EXERCISE DESCRIPTION:
In the entries below, every line that contains "this" must be located and copied.

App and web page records
▶
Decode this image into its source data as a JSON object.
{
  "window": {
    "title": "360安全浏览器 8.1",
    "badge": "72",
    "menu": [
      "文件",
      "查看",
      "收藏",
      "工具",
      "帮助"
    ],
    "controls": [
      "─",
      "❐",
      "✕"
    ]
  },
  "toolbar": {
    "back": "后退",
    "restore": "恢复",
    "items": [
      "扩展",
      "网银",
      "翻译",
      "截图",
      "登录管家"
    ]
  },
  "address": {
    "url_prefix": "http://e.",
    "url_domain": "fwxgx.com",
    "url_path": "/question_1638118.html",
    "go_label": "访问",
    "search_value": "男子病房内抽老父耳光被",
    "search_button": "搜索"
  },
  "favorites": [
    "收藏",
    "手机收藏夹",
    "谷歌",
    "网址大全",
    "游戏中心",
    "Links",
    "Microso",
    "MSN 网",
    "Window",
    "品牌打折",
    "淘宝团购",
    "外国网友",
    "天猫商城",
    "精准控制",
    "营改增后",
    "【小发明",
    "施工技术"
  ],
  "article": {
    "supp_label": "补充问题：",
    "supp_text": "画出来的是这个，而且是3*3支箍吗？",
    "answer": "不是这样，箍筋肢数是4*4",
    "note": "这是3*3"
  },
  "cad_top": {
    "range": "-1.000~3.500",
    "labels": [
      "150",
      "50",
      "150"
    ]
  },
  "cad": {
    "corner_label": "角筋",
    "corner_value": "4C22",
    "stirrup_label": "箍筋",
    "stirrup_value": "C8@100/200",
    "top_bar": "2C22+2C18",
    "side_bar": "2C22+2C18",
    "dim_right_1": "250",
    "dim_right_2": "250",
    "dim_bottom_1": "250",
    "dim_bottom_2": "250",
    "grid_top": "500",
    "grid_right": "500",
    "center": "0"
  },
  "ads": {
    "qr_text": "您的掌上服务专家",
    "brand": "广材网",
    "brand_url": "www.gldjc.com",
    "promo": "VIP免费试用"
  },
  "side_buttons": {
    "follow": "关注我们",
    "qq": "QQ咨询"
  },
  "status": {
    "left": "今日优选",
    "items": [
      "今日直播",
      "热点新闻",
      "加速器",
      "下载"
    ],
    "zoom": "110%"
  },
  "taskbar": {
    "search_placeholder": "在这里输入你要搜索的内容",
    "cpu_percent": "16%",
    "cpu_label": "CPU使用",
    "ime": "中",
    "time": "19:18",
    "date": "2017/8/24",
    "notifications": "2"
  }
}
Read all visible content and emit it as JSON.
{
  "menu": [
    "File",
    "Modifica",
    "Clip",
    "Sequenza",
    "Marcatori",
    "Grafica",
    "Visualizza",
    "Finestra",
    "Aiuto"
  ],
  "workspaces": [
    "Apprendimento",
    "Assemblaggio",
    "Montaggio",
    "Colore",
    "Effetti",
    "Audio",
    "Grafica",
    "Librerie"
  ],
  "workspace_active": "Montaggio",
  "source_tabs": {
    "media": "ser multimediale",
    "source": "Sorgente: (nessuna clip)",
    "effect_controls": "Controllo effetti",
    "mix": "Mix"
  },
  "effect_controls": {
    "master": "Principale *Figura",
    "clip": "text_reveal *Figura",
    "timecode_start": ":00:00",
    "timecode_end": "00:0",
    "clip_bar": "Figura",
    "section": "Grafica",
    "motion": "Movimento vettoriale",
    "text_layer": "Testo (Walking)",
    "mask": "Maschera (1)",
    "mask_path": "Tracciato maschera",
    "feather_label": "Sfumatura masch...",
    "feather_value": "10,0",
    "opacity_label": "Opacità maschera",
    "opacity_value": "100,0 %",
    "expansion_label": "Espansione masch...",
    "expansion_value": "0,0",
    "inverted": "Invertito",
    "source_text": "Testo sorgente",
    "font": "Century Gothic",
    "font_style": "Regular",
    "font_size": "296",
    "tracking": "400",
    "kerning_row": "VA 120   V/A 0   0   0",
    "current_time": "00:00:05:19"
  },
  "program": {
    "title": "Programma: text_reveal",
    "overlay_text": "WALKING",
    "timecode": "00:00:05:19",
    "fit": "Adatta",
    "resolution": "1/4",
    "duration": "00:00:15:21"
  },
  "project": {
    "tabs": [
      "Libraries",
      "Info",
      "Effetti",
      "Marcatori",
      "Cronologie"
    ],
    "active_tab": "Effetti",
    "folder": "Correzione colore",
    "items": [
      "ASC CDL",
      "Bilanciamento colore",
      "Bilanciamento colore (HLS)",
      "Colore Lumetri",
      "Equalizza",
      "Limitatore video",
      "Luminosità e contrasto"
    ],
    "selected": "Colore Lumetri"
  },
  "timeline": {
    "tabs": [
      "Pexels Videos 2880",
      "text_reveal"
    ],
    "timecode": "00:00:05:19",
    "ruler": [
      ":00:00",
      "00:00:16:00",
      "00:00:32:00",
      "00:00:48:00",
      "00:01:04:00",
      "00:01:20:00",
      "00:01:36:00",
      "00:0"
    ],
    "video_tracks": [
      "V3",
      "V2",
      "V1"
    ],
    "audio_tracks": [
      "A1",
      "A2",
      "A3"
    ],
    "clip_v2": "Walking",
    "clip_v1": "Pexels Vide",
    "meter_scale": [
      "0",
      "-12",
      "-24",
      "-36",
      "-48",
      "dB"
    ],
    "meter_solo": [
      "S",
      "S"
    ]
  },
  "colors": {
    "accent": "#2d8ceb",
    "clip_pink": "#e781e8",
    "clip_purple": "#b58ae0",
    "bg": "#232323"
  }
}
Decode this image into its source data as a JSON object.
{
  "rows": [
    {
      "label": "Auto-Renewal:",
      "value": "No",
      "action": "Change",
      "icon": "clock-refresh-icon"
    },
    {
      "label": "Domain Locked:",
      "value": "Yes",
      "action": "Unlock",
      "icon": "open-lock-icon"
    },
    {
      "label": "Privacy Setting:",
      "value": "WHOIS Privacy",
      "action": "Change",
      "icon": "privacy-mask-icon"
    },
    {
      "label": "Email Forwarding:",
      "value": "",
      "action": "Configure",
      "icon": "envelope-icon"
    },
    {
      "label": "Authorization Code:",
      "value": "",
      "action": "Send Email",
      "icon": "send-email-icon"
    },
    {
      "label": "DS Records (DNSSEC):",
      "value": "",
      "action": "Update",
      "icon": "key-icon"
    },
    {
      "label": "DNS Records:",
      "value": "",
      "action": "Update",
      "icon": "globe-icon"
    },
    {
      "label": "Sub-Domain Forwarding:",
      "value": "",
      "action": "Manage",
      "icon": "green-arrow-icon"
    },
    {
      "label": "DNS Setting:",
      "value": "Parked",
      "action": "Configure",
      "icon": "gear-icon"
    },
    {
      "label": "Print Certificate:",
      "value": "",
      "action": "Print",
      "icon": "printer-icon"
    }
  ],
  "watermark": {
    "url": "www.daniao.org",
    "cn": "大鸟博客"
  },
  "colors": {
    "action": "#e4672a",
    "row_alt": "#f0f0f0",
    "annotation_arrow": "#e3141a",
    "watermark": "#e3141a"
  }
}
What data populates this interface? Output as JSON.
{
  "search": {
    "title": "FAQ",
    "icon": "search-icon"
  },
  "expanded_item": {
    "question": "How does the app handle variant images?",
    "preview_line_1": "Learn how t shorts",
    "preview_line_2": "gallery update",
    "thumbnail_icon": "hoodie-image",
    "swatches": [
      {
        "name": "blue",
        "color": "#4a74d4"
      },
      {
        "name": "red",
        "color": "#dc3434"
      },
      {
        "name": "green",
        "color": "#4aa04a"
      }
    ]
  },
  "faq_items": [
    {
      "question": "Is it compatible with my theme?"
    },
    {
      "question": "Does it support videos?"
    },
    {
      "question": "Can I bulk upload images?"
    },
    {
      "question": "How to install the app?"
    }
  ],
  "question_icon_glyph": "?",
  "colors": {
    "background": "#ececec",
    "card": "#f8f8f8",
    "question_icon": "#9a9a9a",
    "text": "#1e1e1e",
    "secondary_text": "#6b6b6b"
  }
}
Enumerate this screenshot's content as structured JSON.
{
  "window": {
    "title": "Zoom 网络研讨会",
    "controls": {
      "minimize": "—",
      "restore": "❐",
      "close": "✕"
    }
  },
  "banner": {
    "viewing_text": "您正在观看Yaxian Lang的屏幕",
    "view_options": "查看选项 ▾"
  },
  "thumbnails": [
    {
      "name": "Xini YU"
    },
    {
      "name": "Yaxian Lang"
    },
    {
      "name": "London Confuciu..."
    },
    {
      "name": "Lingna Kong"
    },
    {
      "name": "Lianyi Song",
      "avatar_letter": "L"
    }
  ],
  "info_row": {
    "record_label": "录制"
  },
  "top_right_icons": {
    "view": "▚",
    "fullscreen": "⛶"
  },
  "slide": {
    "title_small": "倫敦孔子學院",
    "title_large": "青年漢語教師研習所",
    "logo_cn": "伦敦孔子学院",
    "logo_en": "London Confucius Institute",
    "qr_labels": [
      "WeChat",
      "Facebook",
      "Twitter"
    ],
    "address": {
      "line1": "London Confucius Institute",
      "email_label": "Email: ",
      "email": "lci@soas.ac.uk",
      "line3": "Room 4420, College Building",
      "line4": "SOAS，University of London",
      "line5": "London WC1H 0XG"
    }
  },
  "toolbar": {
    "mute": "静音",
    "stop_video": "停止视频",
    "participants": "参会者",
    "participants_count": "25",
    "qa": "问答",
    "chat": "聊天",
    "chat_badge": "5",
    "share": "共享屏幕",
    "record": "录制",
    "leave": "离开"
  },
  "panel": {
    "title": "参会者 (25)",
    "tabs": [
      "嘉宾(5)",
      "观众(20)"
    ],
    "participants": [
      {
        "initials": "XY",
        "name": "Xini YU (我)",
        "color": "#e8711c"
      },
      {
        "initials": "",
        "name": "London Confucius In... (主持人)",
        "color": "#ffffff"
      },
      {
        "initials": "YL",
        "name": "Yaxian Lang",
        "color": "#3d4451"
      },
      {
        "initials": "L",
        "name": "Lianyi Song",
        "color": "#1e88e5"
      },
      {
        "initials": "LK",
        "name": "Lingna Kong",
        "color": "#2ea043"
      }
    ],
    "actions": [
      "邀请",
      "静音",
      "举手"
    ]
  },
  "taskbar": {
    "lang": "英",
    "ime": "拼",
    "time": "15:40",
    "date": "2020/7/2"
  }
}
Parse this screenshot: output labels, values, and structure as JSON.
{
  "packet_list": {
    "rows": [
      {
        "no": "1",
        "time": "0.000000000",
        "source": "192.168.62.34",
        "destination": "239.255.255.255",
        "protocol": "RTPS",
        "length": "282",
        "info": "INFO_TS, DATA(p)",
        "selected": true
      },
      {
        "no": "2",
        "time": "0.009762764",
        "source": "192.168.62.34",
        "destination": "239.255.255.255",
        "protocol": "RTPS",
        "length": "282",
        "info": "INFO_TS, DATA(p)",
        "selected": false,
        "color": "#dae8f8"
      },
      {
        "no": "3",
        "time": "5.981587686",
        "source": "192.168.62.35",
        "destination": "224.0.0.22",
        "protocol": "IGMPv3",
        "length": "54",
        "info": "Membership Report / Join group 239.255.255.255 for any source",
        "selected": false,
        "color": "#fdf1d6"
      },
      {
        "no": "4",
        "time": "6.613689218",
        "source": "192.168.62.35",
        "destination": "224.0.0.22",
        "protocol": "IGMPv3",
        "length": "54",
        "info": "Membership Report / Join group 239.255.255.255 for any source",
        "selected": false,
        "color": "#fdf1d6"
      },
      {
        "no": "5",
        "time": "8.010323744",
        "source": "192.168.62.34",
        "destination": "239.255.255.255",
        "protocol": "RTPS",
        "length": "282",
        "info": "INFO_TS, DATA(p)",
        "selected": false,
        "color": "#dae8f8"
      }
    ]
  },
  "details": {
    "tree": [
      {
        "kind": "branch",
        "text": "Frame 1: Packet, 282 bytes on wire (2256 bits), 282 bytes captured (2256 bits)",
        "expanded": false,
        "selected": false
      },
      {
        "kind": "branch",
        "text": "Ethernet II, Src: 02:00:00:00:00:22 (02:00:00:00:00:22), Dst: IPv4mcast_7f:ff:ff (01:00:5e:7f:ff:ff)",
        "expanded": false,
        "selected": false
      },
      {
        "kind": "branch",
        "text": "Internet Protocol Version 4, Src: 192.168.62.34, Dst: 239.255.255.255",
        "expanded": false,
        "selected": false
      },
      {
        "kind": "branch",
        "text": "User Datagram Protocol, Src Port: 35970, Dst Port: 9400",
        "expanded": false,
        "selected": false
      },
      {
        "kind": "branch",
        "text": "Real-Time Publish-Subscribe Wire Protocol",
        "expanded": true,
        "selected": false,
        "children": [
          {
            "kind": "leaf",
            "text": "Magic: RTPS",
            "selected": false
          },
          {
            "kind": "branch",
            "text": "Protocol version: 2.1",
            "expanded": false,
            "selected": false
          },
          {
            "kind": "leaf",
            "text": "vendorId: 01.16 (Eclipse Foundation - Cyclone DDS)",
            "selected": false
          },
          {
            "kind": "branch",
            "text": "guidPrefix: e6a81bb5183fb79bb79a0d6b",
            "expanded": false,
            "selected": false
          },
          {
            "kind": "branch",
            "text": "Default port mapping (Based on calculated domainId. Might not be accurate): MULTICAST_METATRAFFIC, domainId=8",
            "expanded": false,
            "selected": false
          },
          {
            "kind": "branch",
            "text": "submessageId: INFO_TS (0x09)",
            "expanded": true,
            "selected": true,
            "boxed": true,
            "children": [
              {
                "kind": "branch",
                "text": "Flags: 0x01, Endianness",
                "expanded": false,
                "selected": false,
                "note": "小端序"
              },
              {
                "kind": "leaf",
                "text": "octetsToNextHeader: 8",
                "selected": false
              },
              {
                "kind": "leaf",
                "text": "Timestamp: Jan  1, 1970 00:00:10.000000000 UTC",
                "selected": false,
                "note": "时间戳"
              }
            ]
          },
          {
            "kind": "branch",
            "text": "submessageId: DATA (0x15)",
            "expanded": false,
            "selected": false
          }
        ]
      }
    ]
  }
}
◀
COMPLETED TASK:
Decode this image into its source data as a JSON object.
Decode this image into its source data as a JSON object.
What data populates this interface? Output as JSON.
Enumerate this screenshot's content as structured JSON.
Parse this screenshot: output labels, values, and structure as JSON.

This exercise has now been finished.